According to a publication by the NRDC (Natural Resources Defense Council), it is conservatively estimated that U.S. Restaurants (full and quick-service) generate between 20 to 30 billion pounds of food waste each year. Combine that with Statista’s estimate of 647,288 restaurants in the United States and the result is about 33,987 pounds of food waste annually per restaurant. YIKES!?!

Are you doing everything you can to manage your inventory? Along with labor, it is the most important cost you have to manage to maintain profitability. Many restaurant owners find themselves swirling in a mass of paperwork each day related to taking physical inventory, recording the purchase and use of inventory, and trying to plan for exactly how much they will need on hand for the current day and weekly sales. That’s a tough job when you are doing it all by hand.

If you manage a QSR, you know there is no crystal ball, but if you don’t have the right tools to help you manage your inventory and make these decisions, then you know that it can result in significant waste of product. Additionally, if you are relying on excel, gut, or just a weather prediction to make these decisions – there is likely room for improvement.

What does that translate to in terms of dollars and profitability for your store? And what specifically is causing it? It would be wrong to say that it’s all on the “front end”, meaning before you make the sale. Some of that food is wasted by the consumer after they purchase it. However, a good store manager knows there are specific areas that can be managed to cut waste before it gets to the end consumer.

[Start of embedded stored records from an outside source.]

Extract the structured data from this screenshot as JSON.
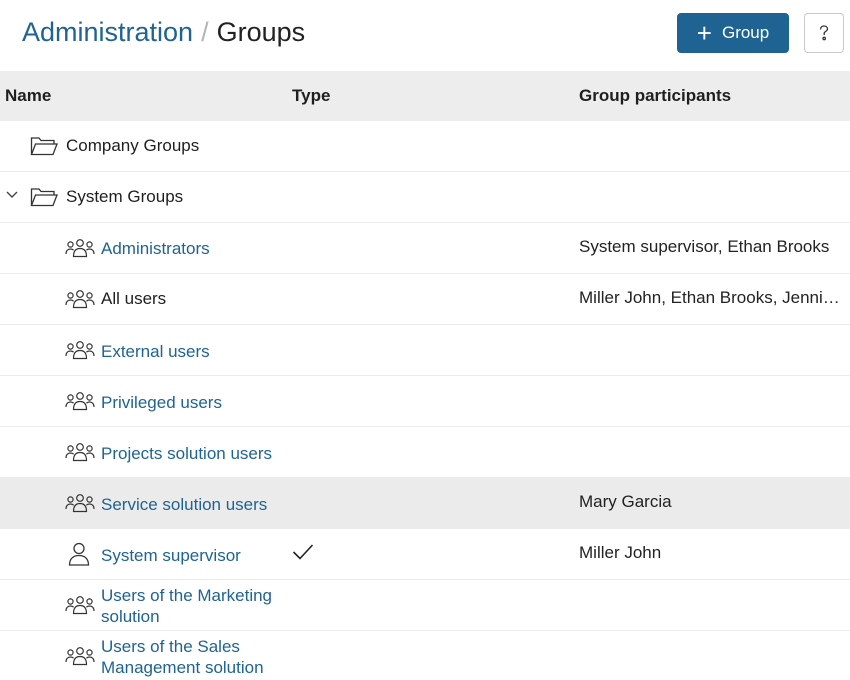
{
  "breadcrumb": {
    "parent": "Administration",
    "separator": "/",
    "current": "Groups"
  },
  "toolbar": {
    "add_button_label": "Group",
    "help_icon": "help-icon"
  },
  "table": {
    "columns": {
      "name": "Name",
      "type": "Type",
      "participants": "Group participants"
    },
    "rows": [
      {
        "name": "Company Groups",
        "kind": "folder",
        "participants": ""
      },
      {
        "name": "System Groups",
        "kind": "folder-expanded",
        "participants": ""
      },
      {
        "name": "Administrators",
        "kind": "group",
        "participants": "System supervisor, Ethan Brooks"
      },
      {
        "name": "All users",
        "kind": "group",
        "participants": "Miller John, Ethan Brooks, Jennifer"
      },
      {
        "name": "External users",
        "kind": "group",
        "participants": ""
      },
      {
        "name": "Privileged users",
        "kind": "group",
        "participants": ""
      },
      {
        "name": "Projects solution users",
        "kind": "group",
        "participants": ""
      },
      {
        "name": "Service solution users",
        "kind": "group",
        "participants": "Mary Garcia",
        "selected": true
      },
      {
        "name": "System supervisor",
        "kind": "user",
        "type_checked": true,
        "participants": "Miller John"
      },
      {
        "name": "Users of the Marketing solution",
        "kind": "group",
        "participants": ""
      },
      {
        "name": "Users of the Sales Management solution",
        "kind": "group",
        "participants": ""
      }
    ]
  },
  "colors": {
    "accent": "#1f6392",
    "header_bg": "#ededed",
    "selected_row_bg": "#ebebeb"
  }
}
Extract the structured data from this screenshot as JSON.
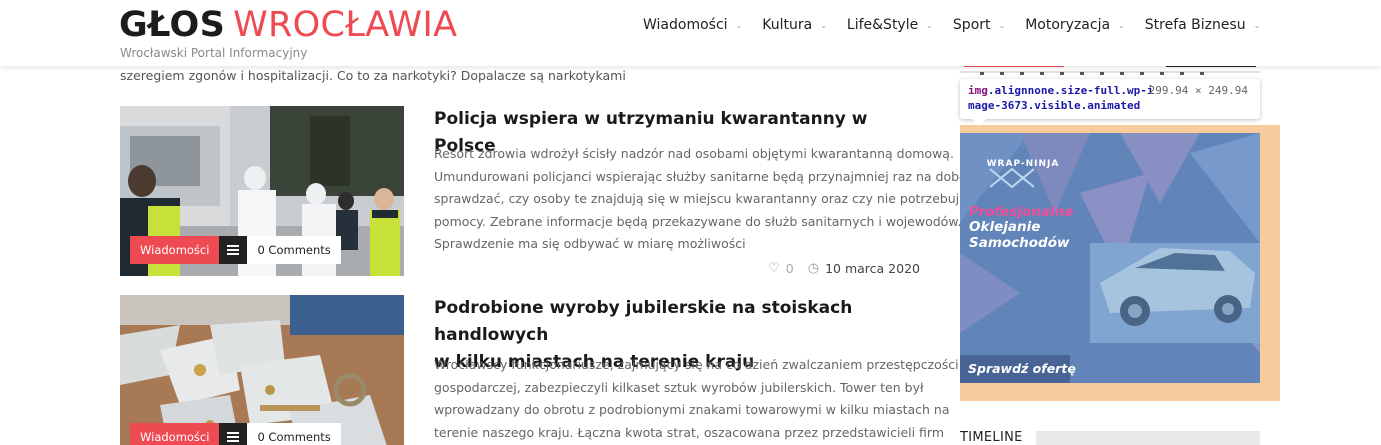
{
  "header": {
    "logo_part1": "GŁOS",
    "logo_part2": "WROCŁAWIA",
    "tagline": "Wrocławski Portal Informacyjny",
    "nav": [
      "Wiadomości",
      "Kultura",
      "Life&Style",
      "Sport",
      "Motoryzacja",
      "Strefa Biznesu"
    ]
  },
  "main": {
    "prev_snippet": "szeregiem zgonów i hospitalizacji. Co to za narkotyki? Dopalacze są narkotykami",
    "posts": [
      {
        "title": "Policja wspiera w utrzymaniu kwarantanny w Polsce",
        "excerpt_lines": [
          "Resort zdrowia wdrożył ścisły nadzór nad osobami objętymi kwarantanną domową.",
          "Umundurowani policjanci wspierając służby sanitarne będą przynajmniej raz na dobę",
          "sprawdzać, czy osoby te znajdują się w miejscu kwarantanny oraz czy nie potrzebują",
          "pomocy. Zebrane informacje będą przekazywane do służb sanitarnych i wojewodów.",
          "Sprawdzenie ma się odbywać w miarę możliwości"
        ],
        "category": "Wiadomości",
        "comments": "0 Comments",
        "likes": "0",
        "date": "10 marca 2020"
      },
      {
        "title_lines": [
          "Podrobione wyroby jubilerskie na stoiskach handlowych",
          "w kilku miastach na terenie kraju"
        ],
        "excerpt_lines": [
          "Wrocławscy funkcjonariusze, zajmujący się na co dzień zwalczaniem przestępczości",
          "gospodarczej, zabezpieczyli kilkaset sztuk wyrobów jubilerskich. Tower ten był",
          "wprowadzany do obrotu z podrobionymi znakami towarowymi w kilku miastach na",
          "terenie naszego kraju. Łączna kwota strat, oszacowana przez przedstawicieli firm"
        ],
        "category": "Wiadomości",
        "comments": "0 Comments"
      }
    ]
  },
  "sidebar": {
    "tooltip": {
      "tag": "img",
      "selector": ".alignnone.size-full.wp-image-3673.visible.animated",
      "dimensions": "299.94 × 249.94"
    },
    "ad": {
      "brand": "WRAP-NINJA",
      "line1": "Profesjonalne",
      "line2": "Oklejanie",
      "line3": "Samochodów",
      "cta": "Sprawdź ofertę"
    },
    "timeline_title": "TIMELINE"
  },
  "colors": {
    "accent": "#ee4a52",
    "ad_backdrop": "#f8cb9d",
    "ad_pink": "#ee4f9a"
  }
}
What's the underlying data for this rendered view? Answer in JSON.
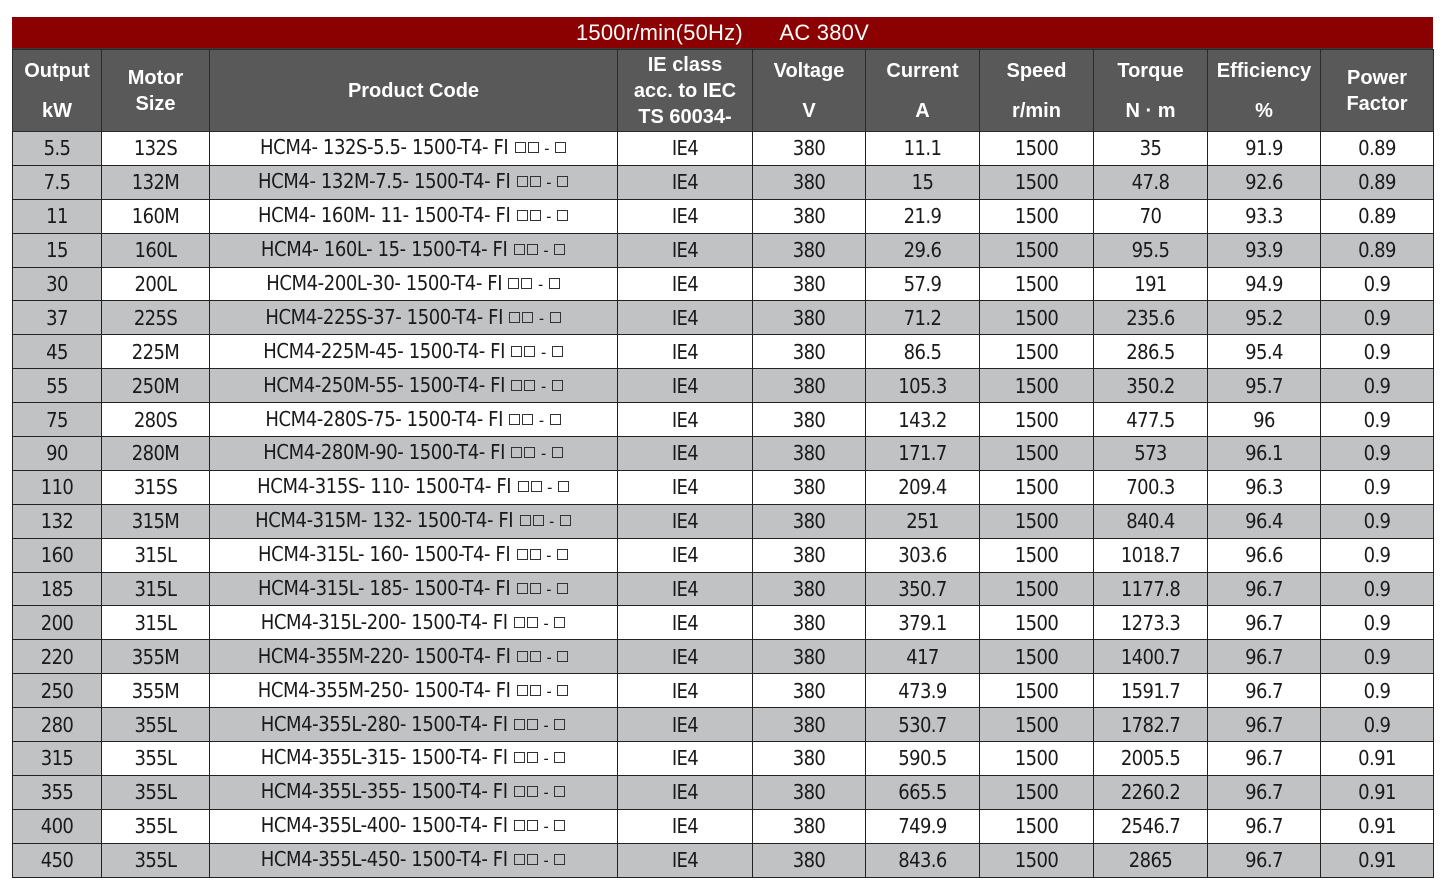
{
  "banner": {
    "speed_text": "1500r/min(50Hz)",
    "voltage_text": "AC 380V",
    "color": "#8b0000"
  },
  "header": {
    "output": [
      "Output",
      "kW"
    ],
    "motor_size": [
      "Motor",
      "Size"
    ],
    "product_code": "Product Code",
    "ie_class": [
      "IE class",
      "acc. to IEC",
      "TS 60034-"
    ],
    "voltage": [
      "Voltage",
      "V"
    ],
    "current": [
      "Current",
      "A"
    ],
    "speed": [
      "Speed",
      "r/min"
    ],
    "torque": [
      "Torque",
      "N · m"
    ],
    "efficiency": [
      "Efficiency",
      "%"
    ],
    "power_factor": [
      "Power",
      "Factor"
    ],
    "background": "#595959"
  },
  "code_suffix": "□□ - □",
  "rows": [
    {
      "kw": "5.5",
      "size": "132S",
      "code": "HCM4- 132S-5.5- 1500-T4- FI",
      "ie": "IE4",
      "v": "380",
      "a": "11.1",
      "rpm": "1500",
      "nm": "35",
      "eff": "91.9",
      "pf": "0.89"
    },
    {
      "kw": "7.5",
      "size": "132M",
      "code": "HCM4- 132M-7.5- 1500-T4- FI",
      "ie": "IE4",
      "v": "380",
      "a": "15",
      "rpm": "1500",
      "nm": "47.8",
      "eff": "92.6",
      "pf": "0.89"
    },
    {
      "kw": "11",
      "size": "160M",
      "code": "HCM4- 160M- 11- 1500-T4- FI",
      "ie": "IE4",
      "v": "380",
      "a": "21.9",
      "rpm": "1500",
      "nm": "70",
      "eff": "93.3",
      "pf": "0.89"
    },
    {
      "kw": "15",
      "size": "160L",
      "code": "HCM4- 160L- 15- 1500-T4- FI",
      "ie": "IE4",
      "v": "380",
      "a": "29.6",
      "rpm": "1500",
      "nm": "95.5",
      "eff": "93.9",
      "pf": "0.89"
    },
    {
      "kw": "30",
      "size": "200L",
      "code": "HCM4-200L-30- 1500-T4- FI",
      "ie": "IE4",
      "v": "380",
      "a": "57.9",
      "rpm": "1500",
      "nm": "191",
      "eff": "94.9",
      "pf": "0.9"
    },
    {
      "kw": "37",
      "size": "225S",
      "code": "HCM4-225S-37- 1500-T4- FI",
      "ie": "IE4",
      "v": "380",
      "a": "71.2",
      "rpm": "1500",
      "nm": "235.6",
      "eff": "95.2",
      "pf": "0.9"
    },
    {
      "kw": "45",
      "size": "225M",
      "code": "HCM4-225M-45- 1500-T4- FI",
      "ie": "IE4",
      "v": "380",
      "a": "86.5",
      "rpm": "1500",
      "nm": "286.5",
      "eff": "95.4",
      "pf": "0.9"
    },
    {
      "kw": "55",
      "size": "250M",
      "code": "HCM4-250M-55- 1500-T4- FI",
      "ie": "IE4",
      "v": "380",
      "a": "105.3",
      "rpm": "1500",
      "nm": "350.2",
      "eff": "95.7",
      "pf": "0.9"
    },
    {
      "kw": "75",
      "size": "280S",
      "code": "HCM4-280S-75- 1500-T4- FI",
      "ie": "IE4",
      "v": "380",
      "a": "143.2",
      "rpm": "1500",
      "nm": "477.5",
      "eff": "96",
      "pf": "0.9"
    },
    {
      "kw": "90",
      "size": "280M",
      "code": "HCM4-280M-90- 1500-T4- FI",
      "ie": "IE4",
      "v": "380",
      "a": "171.7",
      "rpm": "1500",
      "nm": "573",
      "eff": "96.1",
      "pf": "0.9"
    },
    {
      "kw": "110",
      "size": "315S",
      "code": "HCM4-315S- 110- 1500-T4- FI",
      "ie": "IE4",
      "v": "380",
      "a": "209.4",
      "rpm": "1500",
      "nm": "700.3",
      "eff": "96.3",
      "pf": "0.9"
    },
    {
      "kw": "132",
      "size": "315M",
      "code": "HCM4-315M- 132- 1500-T4- FI",
      "ie": "IE4",
      "v": "380",
      "a": "251",
      "rpm": "1500",
      "nm": "840.4",
      "eff": "96.4",
      "pf": "0.9"
    },
    {
      "kw": "160",
      "size": "315L",
      "code": "HCM4-315L- 160- 1500-T4- FI",
      "ie": "IE4",
      "v": "380",
      "a": "303.6",
      "rpm": "1500",
      "nm": "1018.7",
      "eff": "96.6",
      "pf": "0.9"
    },
    {
      "kw": "185",
      "size": "315L",
      "code": "HCM4-315L- 185- 1500-T4- FI",
      "ie": "IE4",
      "v": "380",
      "a": "350.7",
      "rpm": "1500",
      "nm": "1177.8",
      "eff": "96.7",
      "pf": "0.9"
    },
    {
      "kw": "200",
      "size": "315L",
      "code": "HCM4-315L-200- 1500-T4- FI",
      "ie": "IE4",
      "v": "380",
      "a": "379.1",
      "rpm": "1500",
      "nm": "1273.3",
      "eff": "96.7",
      "pf": "0.9"
    },
    {
      "kw": "220",
      "size": "355M",
      "code": "HCM4-355M-220- 1500-T4- FI",
      "ie": "IE4",
      "v": "380",
      "a": "417",
      "rpm": "1500",
      "nm": "1400.7",
      "eff": "96.7",
      "pf": "0.9"
    },
    {
      "kw": "250",
      "size": "355M",
      "code": "HCM4-355M-250- 1500-T4- FI",
      "ie": "IE4",
      "v": "380",
      "a": "473.9",
      "rpm": "1500",
      "nm": "1591.7",
      "eff": "96.7",
      "pf": "0.9"
    },
    {
      "kw": "280",
      "size": "355L",
      "code": "HCM4-355L-280- 1500-T4- FI",
      "ie": "IE4",
      "v": "380",
      "a": "530.7",
      "rpm": "1500",
      "nm": "1782.7",
      "eff": "96.7",
      "pf": "0.9"
    },
    {
      "kw": "315",
      "size": "355L",
      "code": "HCM4-355L-315- 1500-T4- FI",
      "ie": "IE4",
      "v": "380",
      "a": "590.5",
      "rpm": "1500",
      "nm": "2005.5",
      "eff": "96.7",
      "pf": "0.91"
    },
    {
      "kw": "355",
      "size": "355L",
      "code": "HCM4-355L-355- 1500-T4- FI",
      "ie": "IE4",
      "v": "380",
      "a": "665.5",
      "rpm": "1500",
      "nm": "2260.2",
      "eff": "96.7",
      "pf": "0.91"
    },
    {
      "kw": "400",
      "size": "355L",
      "code": "HCM4-355L-400- 1500-T4- FI",
      "ie": "IE4",
      "v": "380",
      "a": "749.9",
      "rpm": "1500",
      "nm": "2546.7",
      "eff": "96.7",
      "pf": "0.91"
    },
    {
      "kw": "450",
      "size": "355L",
      "code": "HCM4-355L-450- 1500-T4- FI",
      "ie": "IE4",
      "v": "380",
      "a": "843.6",
      "rpm": "1500",
      "nm": "2865",
      "eff": "96.7",
      "pf": "0.91"
    }
  ]
}
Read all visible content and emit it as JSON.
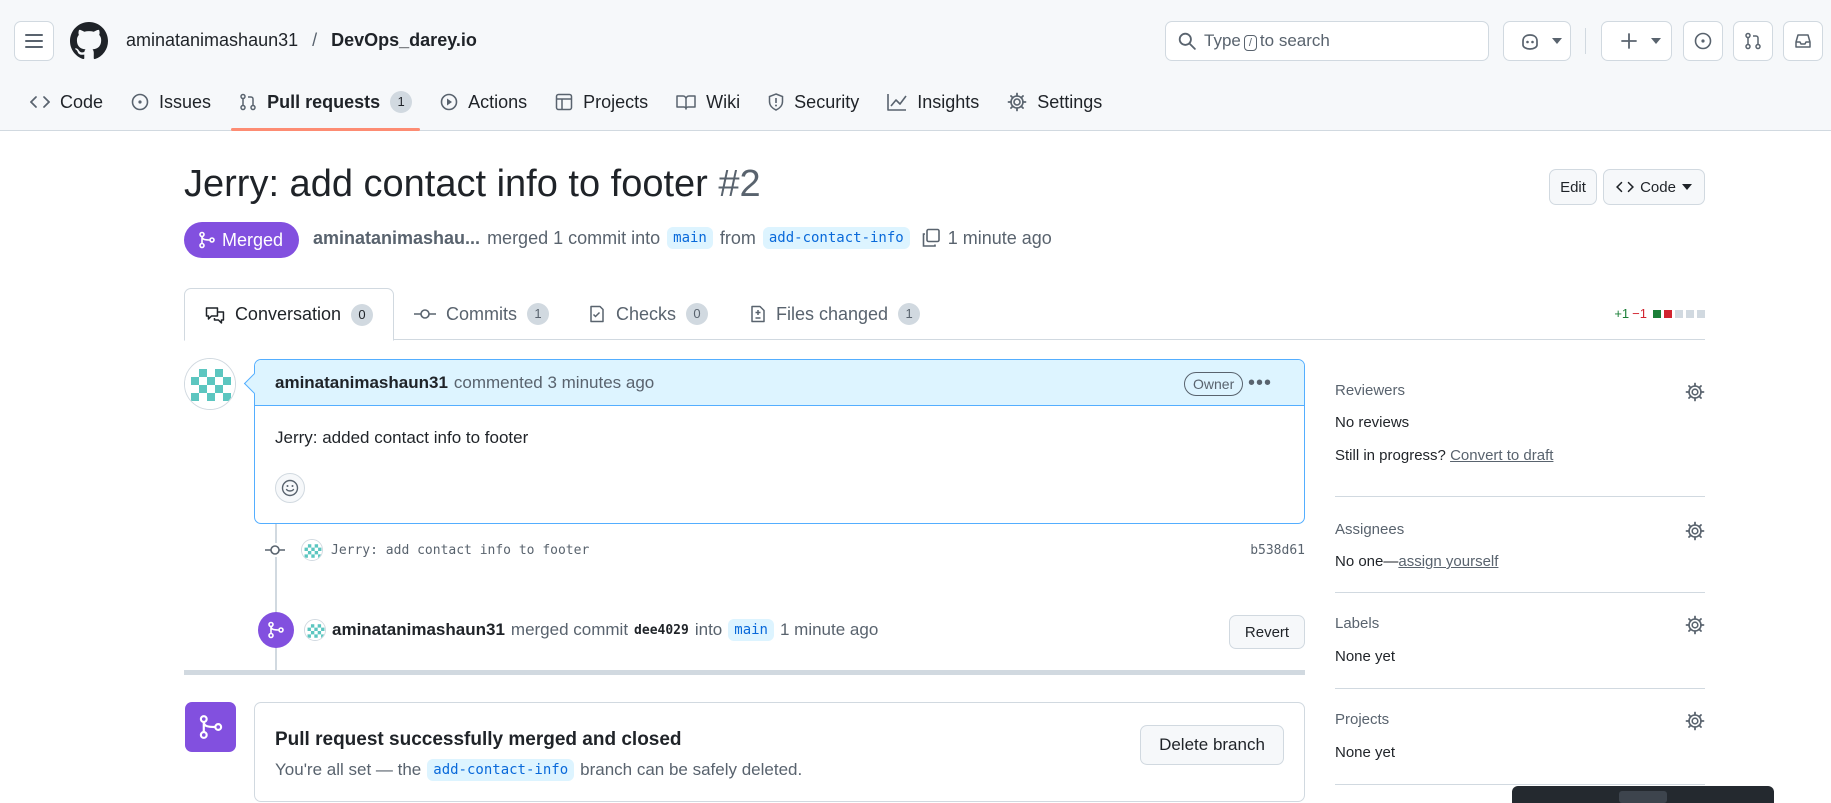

  1. Trim waste- This is especially important for those QSR’s that do a lot of their own food preparation. Some QSR’s get all of their buns ready to use. However, what if you buy bread and slice it? Who is monitoring the trimmed ends? At the end of the day, you likely have enough trimmed ends to make several more sandwiches.
  2. Mishandling- This can encompass many different meanings. It could be overcooking the food, not processing a customer’s order correctly, or even when preparing “pre-packaged” items they are put together incorrectly causing you to throw the food away before it gets to the consumer.
  3. Wide ranging menu choices- The more your customers have to choose from, the more ingredients you must manage.
  4. Making too much- This is largely dependent on your ability to forecast sales. Along with number five, this is one of the major downfalls of many QSR’s.
  5. Buying too much- Trying to predict sales and regulate your inventory purchases can be the most difficult part of the job. Many managers are still doing this in a very manual fashion which will inevitably result in errors.

All the above costs are manageable, but store owners need to implement a less labor intensive method to be able to quickly identify the high food costs and take action.

My recommendation would be to stop taking inventory using paper sheets, managing reorders using pencil and paper combined with gut instinct and sometimes a bit of knowledge about last Sunday’s sales. This is not the best method. While it clearly is not providing the real-time data that you need to make quick decisions, it is also a huge waste of time, effort, manpower, and money.

The solution? Invest in the technology that will enable your store managers to take inventory, manage counts, monitor ideal food costs, and forecast orders. With the right tools to manage this process and get actionable insights restaurant managers should be able to eliminate waste and increase profits as a result.